But the theory is accepted by relatively few today, because the biblical and theological problems it poses are enormous. For example, in Genesis 1:31, after God had completed all His creation, He declared it “very good”—which would not be a fitting description if evil had already entered the universe. Furthermore, if the fossil record is to be explained by an interval in the white space between Genesis 1:1 and 1:2, that means death, disease, suffering, and calamity were common many ages before Adam fell. Yet Scripture says Adam’s sin was the event that introduced death and calamity into God’s creation: “By a man came death” (1 Corinthians 15:21); “Through one man sin entered into the world, and death through sin” (Romans 5:12). The gap theory also flatly contradicts Exodus 20:11: “For in six days the Lord made the heavens and the earth, the sea and all that is in them, and rested on the seventh day.”

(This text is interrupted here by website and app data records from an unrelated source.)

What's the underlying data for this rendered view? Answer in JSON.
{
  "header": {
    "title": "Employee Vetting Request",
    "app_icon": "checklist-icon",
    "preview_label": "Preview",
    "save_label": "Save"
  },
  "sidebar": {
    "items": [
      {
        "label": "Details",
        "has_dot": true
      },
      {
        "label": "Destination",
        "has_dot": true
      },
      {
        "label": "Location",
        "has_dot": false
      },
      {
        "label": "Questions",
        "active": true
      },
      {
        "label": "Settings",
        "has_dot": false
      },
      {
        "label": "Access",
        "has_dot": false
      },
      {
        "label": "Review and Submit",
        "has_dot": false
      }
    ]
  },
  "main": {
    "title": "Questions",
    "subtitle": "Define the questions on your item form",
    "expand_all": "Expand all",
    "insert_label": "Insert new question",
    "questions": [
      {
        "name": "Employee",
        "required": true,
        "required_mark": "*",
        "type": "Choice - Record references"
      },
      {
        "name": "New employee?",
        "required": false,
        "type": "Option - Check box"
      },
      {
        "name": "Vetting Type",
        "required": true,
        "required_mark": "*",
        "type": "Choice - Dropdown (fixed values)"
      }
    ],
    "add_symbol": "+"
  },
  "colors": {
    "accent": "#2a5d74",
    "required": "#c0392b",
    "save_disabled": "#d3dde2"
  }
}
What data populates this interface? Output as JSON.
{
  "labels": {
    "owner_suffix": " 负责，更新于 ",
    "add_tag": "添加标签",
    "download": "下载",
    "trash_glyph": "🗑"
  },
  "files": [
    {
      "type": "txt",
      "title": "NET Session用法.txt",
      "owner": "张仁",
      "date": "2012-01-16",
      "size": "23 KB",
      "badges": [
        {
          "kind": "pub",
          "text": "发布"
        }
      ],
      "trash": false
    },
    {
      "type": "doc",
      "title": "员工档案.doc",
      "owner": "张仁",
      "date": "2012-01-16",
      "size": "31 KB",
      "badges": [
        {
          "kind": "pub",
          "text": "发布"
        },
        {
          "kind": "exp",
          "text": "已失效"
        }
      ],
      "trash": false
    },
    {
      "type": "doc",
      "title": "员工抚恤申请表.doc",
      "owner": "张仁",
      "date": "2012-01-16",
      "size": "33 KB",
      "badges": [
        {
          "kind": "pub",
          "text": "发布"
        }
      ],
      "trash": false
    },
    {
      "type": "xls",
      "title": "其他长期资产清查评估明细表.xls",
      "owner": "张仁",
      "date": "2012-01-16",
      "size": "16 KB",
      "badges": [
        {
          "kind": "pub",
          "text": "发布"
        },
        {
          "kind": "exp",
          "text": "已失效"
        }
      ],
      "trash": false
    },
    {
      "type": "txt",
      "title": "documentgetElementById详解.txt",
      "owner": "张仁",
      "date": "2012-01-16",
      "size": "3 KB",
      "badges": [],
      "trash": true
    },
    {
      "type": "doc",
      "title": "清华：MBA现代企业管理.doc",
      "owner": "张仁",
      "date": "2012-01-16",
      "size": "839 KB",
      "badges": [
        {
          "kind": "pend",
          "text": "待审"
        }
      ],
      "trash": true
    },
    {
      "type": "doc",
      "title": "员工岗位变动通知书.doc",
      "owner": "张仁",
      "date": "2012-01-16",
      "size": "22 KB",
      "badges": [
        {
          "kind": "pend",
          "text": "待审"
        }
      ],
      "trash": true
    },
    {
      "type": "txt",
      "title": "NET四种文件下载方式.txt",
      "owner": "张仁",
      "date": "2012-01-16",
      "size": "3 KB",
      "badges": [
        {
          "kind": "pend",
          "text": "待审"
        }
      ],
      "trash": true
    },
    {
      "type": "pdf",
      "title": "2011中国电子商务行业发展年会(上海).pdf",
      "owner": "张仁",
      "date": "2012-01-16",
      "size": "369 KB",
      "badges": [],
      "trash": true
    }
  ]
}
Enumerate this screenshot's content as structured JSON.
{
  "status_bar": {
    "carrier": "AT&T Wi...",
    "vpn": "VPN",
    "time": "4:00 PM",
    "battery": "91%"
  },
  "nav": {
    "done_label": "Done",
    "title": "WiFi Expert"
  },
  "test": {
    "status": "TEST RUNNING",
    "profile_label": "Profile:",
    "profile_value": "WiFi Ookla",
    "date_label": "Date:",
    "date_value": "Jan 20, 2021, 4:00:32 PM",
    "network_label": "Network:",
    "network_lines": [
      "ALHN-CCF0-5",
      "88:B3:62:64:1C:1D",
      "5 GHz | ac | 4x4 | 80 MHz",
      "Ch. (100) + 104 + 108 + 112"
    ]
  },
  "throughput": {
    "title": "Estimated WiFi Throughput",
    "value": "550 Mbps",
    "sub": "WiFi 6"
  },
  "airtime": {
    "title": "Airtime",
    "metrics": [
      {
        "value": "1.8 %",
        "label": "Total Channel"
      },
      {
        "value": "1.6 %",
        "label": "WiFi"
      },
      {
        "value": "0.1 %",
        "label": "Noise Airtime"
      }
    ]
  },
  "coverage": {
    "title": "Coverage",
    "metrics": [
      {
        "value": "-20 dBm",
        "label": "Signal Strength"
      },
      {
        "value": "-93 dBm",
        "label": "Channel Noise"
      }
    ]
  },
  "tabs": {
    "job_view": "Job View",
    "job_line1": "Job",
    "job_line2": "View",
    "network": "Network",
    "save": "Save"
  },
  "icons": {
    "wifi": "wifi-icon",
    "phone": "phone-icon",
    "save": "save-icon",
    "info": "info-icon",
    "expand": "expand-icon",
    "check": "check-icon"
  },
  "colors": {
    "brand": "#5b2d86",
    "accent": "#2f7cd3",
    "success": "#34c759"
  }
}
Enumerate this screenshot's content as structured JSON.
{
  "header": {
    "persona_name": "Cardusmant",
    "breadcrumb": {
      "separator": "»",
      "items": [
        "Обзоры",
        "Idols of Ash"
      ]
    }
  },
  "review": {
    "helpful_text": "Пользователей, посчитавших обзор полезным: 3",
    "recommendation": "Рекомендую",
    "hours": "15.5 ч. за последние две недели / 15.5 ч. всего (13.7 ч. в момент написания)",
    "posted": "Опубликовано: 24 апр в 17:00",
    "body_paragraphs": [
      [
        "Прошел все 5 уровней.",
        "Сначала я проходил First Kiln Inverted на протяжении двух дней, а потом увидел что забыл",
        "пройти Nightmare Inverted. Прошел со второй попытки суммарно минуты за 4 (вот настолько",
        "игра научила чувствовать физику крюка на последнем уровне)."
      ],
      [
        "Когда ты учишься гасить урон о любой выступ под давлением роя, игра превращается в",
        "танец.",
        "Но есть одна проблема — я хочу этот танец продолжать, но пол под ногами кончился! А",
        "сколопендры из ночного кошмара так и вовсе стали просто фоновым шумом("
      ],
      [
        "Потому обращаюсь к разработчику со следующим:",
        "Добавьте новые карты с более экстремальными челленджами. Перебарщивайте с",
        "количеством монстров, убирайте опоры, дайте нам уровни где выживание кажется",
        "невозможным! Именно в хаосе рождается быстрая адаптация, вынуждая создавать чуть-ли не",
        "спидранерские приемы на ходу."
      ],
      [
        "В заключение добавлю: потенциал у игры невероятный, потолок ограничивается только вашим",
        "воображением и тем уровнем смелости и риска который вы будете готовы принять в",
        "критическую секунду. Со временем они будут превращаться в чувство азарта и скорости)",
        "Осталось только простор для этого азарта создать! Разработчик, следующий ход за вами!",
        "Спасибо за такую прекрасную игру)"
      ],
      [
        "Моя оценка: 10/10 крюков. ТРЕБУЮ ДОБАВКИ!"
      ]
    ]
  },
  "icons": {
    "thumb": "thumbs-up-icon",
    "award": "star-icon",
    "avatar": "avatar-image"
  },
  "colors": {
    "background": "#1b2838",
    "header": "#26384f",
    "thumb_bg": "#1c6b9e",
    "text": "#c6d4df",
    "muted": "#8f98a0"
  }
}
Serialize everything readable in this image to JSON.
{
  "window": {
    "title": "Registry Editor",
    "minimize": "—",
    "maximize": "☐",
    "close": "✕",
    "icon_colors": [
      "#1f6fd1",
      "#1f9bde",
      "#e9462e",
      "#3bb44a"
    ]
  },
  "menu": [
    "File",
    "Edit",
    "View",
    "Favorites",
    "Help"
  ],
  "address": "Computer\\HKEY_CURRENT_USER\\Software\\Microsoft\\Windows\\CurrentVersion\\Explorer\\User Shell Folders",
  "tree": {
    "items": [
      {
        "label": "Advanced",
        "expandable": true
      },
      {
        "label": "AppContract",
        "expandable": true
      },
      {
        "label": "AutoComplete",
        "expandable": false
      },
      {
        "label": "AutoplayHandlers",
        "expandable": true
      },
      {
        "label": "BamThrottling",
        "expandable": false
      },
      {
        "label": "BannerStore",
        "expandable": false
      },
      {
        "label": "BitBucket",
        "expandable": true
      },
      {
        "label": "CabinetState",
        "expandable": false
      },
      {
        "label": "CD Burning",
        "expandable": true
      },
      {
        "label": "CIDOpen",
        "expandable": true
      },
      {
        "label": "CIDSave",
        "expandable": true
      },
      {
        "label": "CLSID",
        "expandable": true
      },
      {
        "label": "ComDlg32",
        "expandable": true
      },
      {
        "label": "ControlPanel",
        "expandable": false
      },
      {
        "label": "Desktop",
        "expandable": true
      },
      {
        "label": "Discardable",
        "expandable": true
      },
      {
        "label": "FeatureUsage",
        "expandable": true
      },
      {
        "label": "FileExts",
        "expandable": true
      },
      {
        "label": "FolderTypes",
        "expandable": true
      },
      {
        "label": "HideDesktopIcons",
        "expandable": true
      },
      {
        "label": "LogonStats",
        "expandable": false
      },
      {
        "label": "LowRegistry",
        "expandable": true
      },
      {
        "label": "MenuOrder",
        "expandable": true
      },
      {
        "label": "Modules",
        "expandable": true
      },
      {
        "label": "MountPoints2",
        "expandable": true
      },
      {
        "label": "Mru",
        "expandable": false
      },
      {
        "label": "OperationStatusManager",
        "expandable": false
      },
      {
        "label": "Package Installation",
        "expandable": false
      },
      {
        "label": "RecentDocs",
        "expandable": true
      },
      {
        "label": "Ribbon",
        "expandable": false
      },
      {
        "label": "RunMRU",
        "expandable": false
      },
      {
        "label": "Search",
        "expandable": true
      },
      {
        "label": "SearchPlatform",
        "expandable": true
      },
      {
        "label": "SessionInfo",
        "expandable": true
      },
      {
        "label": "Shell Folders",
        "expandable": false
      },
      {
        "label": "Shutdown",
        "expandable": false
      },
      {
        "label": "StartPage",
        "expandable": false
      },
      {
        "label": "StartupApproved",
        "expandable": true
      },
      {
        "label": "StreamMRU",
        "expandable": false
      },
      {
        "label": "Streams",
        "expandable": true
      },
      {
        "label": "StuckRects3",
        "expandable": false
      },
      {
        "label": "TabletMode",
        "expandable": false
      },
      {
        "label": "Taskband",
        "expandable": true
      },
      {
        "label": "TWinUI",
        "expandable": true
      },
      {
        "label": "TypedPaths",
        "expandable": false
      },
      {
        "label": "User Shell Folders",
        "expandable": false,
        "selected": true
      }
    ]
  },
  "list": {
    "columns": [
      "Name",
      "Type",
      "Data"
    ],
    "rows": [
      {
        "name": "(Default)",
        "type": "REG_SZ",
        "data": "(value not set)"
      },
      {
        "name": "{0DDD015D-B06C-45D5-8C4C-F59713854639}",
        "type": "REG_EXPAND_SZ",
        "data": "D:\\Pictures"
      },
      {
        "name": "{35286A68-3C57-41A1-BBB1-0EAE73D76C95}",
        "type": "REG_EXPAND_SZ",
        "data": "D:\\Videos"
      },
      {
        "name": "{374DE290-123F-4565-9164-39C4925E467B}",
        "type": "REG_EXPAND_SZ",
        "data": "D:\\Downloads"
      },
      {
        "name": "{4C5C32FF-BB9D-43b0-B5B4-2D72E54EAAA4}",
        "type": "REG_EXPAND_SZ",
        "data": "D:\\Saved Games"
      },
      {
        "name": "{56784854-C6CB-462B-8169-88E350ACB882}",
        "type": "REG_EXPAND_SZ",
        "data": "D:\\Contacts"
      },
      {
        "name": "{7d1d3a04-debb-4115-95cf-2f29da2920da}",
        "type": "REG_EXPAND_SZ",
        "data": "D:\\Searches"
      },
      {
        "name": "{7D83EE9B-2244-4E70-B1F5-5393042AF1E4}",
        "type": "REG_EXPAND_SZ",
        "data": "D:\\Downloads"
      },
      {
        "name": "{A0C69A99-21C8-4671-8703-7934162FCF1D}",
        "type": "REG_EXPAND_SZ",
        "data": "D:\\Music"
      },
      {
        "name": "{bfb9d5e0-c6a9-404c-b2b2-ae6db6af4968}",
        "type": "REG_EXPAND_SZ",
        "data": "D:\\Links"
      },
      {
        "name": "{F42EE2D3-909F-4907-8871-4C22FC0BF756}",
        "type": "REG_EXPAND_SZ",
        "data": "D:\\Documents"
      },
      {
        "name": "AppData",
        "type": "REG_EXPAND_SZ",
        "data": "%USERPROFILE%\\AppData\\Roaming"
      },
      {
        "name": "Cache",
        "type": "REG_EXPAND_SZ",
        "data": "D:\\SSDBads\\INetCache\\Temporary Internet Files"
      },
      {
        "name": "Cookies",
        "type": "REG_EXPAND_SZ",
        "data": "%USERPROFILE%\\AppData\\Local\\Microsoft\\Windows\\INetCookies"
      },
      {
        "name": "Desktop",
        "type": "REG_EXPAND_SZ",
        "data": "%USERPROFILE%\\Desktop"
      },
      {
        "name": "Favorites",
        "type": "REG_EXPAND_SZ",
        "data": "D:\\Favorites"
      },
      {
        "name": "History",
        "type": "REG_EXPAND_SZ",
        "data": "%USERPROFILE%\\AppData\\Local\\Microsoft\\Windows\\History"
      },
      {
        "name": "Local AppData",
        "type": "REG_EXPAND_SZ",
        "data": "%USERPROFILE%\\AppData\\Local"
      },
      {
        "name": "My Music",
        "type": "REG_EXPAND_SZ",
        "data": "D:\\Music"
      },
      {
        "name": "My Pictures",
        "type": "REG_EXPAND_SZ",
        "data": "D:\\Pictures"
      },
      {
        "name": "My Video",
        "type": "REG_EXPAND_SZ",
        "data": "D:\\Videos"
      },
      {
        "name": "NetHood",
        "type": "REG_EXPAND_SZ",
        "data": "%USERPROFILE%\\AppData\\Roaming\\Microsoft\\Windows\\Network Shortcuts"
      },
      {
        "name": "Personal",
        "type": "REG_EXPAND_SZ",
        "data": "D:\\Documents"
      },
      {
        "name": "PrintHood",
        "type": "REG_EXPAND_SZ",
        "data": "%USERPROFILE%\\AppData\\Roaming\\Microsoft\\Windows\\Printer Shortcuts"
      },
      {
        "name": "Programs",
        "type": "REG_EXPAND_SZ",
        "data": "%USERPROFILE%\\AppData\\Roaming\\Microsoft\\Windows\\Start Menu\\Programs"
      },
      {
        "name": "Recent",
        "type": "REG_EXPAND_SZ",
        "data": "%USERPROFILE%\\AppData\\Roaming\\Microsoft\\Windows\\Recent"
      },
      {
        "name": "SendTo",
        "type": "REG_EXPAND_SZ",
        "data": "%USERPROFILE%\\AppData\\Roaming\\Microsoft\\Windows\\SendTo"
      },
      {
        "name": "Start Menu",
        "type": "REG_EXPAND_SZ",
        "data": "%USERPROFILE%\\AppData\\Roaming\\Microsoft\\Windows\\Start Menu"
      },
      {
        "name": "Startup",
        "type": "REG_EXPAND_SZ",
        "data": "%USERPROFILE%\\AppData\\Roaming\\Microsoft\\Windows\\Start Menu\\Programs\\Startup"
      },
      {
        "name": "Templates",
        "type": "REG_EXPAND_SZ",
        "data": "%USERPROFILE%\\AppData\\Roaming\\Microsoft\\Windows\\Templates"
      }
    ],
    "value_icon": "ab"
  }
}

The plain meaning of the text seems to be that the barrenness described in verse 2 is simply the original state of the universe in the twenty–four hours immediately following its initial creation. It is not a state of desolation into which the earth fell; it is how the universe appeared in situ (in its original condition), before God finished His creative work.
The picture it conjures up is reminiscent of a potter wishing to fashion a beautiful vessel and then fill it to be used. He first takes a lump of unformed clay and places it on the wheel to mold and fit it to his purpose. In a similar way, God began with raw material. He first created a basic mass of elements that contained everything necessary to make a habitat for the life He would later create. And then using that mass of elements, He carefully shaped it and formed it into the perfect finished work He had planned from the beginning. So aside from the life–forms He created, His work throughout those first six days is comparable to the potter’s finishing work. It was mostly a process of perfecting what He had already created in the beginning.
(Adapted from The Battle for the Beginning.)